*** Excerpted records

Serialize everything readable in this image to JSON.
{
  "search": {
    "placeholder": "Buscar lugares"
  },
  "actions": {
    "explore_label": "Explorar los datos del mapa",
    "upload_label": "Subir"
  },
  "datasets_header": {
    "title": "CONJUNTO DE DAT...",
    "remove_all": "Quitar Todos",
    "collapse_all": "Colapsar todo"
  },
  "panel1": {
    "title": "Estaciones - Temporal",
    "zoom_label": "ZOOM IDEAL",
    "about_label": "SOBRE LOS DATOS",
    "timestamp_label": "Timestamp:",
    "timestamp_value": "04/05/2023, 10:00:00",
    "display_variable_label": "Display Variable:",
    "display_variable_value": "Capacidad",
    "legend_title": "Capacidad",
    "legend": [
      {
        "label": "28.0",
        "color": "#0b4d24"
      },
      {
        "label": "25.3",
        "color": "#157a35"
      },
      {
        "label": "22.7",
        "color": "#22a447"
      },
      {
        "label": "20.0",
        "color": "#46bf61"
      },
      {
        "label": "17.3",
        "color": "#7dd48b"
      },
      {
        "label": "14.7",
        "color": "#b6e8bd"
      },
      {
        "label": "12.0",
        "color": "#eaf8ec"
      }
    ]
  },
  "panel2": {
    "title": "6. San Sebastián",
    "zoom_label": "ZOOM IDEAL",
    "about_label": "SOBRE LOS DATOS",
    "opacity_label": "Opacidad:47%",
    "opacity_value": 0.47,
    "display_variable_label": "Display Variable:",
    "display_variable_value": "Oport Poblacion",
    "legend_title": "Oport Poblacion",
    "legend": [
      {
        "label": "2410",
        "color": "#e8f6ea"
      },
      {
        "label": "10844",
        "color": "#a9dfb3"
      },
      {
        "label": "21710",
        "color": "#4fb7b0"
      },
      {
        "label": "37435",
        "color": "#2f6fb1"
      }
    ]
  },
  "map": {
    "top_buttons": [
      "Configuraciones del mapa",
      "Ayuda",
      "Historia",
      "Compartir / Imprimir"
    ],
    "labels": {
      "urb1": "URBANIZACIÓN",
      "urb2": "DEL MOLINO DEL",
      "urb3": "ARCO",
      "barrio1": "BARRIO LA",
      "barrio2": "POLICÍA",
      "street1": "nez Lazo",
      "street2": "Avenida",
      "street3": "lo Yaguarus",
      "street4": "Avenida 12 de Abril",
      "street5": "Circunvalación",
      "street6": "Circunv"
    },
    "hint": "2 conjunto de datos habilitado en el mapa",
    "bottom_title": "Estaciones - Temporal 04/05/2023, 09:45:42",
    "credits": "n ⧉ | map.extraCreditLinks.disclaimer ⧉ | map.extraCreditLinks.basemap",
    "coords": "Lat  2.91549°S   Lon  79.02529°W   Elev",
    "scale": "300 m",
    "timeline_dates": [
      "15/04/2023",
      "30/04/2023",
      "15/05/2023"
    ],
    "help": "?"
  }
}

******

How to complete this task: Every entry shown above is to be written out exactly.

Solution for this task:
Serialize everything readable in this image to JSON.
{
  "search": {
    "placeholder": "Buscar lugares"
  },
  "actions": {
    "explore_label": "Explorar los datos del mapa",
    "upload_label": "Subir"
  },
  "datasets_header": {
    "title": "CONJUNTO DE DAT...",
    "remove_all": "Quitar Todos",
    "collapse_all": "Colapsar todo"
  },
  "panel1": {
    "title": "Estaciones - Temporal",
    "zoom_label": "ZOOM IDEAL",
    "about_label": "SOBRE LOS DATOS",
    "timestamp_label": "Timestamp:",
    "timestamp_value": "04/05/2023, 10:00:00",
    "display_variable_label": "Display Variable:",
    "display_variable_value": "Capacidad",
    "legend_title": "Capacidad",
    "legend": [
      {
        "label": "28.0",
        "color": "#0b4d24"
      },
      {
        "label": "25.3",
        "color": "#157a35"
      },
      {
        "label": "22.7",
        "color": "#22a447"
      },
      {
        "label": "20.0",
        "color": "#46bf61"
      },
      {
        "label": "17.3",
        "color": "#7dd48b"
      },
      {
        "label": "14.7",
        "color": "#b6e8bd"
      },
      {
        "label": "12.0",
        "color": "#eaf8ec"
      }
    ]
  },
  "panel2": {
    "title": "6. San Sebastián",
    "zoom_label": "ZOOM IDEAL",
    "about_label": "SOBRE LOS DATOS",
    "opacity_label": "Opacidad:47%",
    "opacity_value": 0.47,
    "display_variable_label": "Display Variable:",
    "display_variable_value": "Oport Poblacion",
    "legend_title": "Oport Poblacion",
    "legend": [
      {
        "label": "2410",
        "color": "#e8f6ea"
      },
      {
        "label": "10844",
        "color": "#a9dfb3"
      },
      {
        "label": "21710",
        "color": "#4fb7b0"
      },
      {
        "label": "37435",
        "color": "#2f6fb1"
      }
    ]
  },
  "map": {
    "top_buttons": [
      "Configuraciones del mapa",
      "Ayuda",
      "Historia",
      "Compartir / Imprimir"
    ],
    "labels": {
      "urb1": "URBANIZACIÓN",
      "urb2": "DEL MOLINO DEL",
      "urb3": "ARCO",
      "barrio1": "BARRIO LA",
      "barrio2": "POLICÍA",
      "street1": "nez Lazo",
      "street2": "Avenida",
      "street3": "lo Yaguarus",
      "street4": "Avenida 12 de Abril",
      "street5": "Circunvalación",
      "street6": "Circunv"
    },
    "hint": "2 conjunto de datos habilitado en el mapa",
    "bottom_title": "Estaciones - Temporal 04/05/2023, 09:45:42",
    "credits": "n ⧉ | map.extraCreditLinks.disclaimer ⧉ | map.extraCreditLinks.basemap",
    "coords": "Lat  2.91549°S   Lon  79.02529°W   Elev",
    "scale": "300 m",
    "timeline_dates": [
      "15/04/2023",
      "30/04/2023",
      "15/05/2023"
    ],
    "help": "?"
  }
}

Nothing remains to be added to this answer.